**PROBLEM TO SOLVE**
In the records, each line holding "screenshot" must be reported.

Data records
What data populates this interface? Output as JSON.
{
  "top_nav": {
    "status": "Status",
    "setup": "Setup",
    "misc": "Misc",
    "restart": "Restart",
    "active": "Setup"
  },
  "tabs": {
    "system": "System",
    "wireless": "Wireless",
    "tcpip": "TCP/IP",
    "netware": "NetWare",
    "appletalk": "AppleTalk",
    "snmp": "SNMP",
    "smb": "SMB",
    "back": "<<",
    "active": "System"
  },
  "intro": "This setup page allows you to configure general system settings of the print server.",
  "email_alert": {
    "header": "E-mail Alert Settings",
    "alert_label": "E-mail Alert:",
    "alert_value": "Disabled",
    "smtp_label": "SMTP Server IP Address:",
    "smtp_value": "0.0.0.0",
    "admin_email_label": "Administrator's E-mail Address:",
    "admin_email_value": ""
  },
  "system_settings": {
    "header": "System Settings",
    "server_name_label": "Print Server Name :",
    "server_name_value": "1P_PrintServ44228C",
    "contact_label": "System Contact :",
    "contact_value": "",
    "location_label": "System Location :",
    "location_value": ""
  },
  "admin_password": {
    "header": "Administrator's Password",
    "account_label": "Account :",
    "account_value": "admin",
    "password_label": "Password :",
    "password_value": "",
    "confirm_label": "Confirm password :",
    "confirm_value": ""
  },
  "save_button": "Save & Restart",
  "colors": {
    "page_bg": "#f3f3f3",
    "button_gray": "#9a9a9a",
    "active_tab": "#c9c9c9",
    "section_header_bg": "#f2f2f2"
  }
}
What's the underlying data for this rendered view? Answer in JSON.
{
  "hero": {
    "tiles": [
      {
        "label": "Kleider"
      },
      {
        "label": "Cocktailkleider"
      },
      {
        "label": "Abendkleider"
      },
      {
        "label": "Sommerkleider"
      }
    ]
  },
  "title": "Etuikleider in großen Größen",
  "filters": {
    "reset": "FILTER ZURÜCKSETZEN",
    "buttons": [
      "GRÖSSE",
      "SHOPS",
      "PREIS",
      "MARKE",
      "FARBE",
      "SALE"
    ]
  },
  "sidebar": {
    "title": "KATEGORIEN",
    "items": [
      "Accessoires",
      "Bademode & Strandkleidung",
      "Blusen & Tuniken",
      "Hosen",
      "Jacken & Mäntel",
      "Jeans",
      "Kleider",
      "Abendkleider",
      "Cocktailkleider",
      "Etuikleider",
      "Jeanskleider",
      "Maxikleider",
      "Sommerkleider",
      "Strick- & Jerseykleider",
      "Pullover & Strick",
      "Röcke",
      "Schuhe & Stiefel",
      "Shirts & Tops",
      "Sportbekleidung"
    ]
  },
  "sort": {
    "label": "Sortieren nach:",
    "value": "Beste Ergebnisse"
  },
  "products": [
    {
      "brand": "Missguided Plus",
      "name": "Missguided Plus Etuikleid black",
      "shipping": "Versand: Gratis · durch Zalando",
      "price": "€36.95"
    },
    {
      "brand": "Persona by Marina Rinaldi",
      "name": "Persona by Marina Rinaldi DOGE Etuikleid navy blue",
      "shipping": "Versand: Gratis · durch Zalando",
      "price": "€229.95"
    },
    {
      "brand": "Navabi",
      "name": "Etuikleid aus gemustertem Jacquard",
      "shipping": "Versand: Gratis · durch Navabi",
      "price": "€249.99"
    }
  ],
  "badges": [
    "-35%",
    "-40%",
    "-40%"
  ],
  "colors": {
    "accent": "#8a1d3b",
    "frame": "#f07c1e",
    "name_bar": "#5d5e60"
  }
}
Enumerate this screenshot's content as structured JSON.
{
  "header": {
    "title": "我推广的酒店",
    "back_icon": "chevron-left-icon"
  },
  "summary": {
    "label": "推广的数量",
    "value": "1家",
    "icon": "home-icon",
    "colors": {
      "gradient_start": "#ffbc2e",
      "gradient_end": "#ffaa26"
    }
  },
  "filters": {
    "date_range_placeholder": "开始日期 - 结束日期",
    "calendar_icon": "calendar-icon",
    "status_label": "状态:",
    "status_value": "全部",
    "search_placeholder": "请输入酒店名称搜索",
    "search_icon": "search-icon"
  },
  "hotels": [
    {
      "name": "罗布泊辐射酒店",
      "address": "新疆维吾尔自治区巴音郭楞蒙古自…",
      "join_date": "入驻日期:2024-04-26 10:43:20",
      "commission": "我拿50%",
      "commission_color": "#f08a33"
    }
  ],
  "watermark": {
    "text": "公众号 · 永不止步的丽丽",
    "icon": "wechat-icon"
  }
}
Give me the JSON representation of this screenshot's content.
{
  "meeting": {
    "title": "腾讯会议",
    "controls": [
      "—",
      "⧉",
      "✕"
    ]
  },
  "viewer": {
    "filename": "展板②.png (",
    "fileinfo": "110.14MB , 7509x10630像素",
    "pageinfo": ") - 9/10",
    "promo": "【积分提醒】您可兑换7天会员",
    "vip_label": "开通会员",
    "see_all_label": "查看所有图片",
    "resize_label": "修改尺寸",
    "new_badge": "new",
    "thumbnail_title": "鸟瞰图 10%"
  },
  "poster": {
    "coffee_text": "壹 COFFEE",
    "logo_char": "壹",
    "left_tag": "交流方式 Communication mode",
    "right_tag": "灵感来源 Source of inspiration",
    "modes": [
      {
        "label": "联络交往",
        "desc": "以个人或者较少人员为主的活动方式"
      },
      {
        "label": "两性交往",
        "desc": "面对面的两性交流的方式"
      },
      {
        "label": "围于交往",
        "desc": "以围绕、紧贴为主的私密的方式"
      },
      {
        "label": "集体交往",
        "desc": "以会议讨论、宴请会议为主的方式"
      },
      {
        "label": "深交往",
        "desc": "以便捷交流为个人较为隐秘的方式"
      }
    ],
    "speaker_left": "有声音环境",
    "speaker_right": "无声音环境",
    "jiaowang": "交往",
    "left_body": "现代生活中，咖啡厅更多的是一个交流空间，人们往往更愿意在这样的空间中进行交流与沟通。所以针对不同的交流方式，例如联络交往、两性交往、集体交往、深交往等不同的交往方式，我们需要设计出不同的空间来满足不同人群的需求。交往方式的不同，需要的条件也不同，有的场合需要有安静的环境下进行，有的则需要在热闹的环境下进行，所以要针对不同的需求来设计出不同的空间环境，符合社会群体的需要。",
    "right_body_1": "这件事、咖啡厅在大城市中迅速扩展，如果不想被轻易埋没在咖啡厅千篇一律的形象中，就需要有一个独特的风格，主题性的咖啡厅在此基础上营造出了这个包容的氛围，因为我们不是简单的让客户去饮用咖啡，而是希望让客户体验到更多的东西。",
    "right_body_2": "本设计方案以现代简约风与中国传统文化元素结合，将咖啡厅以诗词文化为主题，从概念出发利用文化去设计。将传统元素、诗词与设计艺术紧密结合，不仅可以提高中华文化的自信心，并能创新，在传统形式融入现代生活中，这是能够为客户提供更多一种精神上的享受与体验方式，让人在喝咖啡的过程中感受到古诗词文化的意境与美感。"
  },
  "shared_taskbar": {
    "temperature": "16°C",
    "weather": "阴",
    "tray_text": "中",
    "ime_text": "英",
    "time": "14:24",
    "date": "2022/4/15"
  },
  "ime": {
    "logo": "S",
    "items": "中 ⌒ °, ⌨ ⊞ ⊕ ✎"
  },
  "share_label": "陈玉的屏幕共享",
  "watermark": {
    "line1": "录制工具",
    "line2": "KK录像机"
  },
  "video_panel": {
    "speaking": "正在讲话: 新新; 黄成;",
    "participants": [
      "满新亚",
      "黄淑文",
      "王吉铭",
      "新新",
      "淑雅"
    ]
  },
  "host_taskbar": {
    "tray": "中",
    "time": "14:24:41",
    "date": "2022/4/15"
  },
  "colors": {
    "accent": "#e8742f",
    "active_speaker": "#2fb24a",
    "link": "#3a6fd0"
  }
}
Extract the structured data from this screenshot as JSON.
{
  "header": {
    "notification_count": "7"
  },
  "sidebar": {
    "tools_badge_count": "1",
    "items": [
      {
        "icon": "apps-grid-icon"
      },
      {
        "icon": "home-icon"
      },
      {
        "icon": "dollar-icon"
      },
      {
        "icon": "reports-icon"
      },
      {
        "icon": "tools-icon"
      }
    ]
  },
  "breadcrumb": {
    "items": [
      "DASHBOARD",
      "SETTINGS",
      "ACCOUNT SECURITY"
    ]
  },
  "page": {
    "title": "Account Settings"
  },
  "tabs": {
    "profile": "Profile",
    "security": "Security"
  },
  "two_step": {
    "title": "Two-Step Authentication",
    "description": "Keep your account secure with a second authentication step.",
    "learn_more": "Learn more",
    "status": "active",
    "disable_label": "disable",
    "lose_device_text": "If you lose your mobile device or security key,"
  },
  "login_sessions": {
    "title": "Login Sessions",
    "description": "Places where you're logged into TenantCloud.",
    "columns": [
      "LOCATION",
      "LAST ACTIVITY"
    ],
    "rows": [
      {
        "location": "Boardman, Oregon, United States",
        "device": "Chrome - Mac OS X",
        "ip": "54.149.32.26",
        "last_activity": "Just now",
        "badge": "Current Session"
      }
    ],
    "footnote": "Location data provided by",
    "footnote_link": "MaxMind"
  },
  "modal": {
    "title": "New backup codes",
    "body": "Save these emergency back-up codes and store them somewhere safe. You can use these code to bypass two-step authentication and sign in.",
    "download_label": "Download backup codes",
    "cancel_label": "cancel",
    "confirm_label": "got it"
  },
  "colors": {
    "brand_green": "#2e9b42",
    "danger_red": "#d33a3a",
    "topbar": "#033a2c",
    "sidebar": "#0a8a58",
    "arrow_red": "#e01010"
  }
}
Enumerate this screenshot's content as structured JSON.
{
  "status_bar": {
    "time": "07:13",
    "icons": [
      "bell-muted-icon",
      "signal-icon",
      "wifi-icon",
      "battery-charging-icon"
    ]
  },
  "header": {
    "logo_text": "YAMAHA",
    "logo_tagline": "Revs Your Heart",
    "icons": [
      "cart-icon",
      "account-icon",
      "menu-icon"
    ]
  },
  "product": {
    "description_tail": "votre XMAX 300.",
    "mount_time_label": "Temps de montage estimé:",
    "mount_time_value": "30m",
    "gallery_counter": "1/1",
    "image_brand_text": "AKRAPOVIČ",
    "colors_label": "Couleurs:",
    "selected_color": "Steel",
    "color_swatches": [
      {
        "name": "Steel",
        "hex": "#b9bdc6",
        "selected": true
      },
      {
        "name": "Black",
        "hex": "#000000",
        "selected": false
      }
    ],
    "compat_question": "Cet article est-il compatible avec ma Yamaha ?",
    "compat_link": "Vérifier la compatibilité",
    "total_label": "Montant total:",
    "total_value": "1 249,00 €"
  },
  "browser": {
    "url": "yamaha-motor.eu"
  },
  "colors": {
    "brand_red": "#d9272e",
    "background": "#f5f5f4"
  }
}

**TASK RESPONSE**
Enumerate this screenshot's content as structured JSON.
Give me the JSON representation of this screenshot's content.
Extract the structured data from this screenshot as JSON.
Enumerate this screenshot's content as structured JSON.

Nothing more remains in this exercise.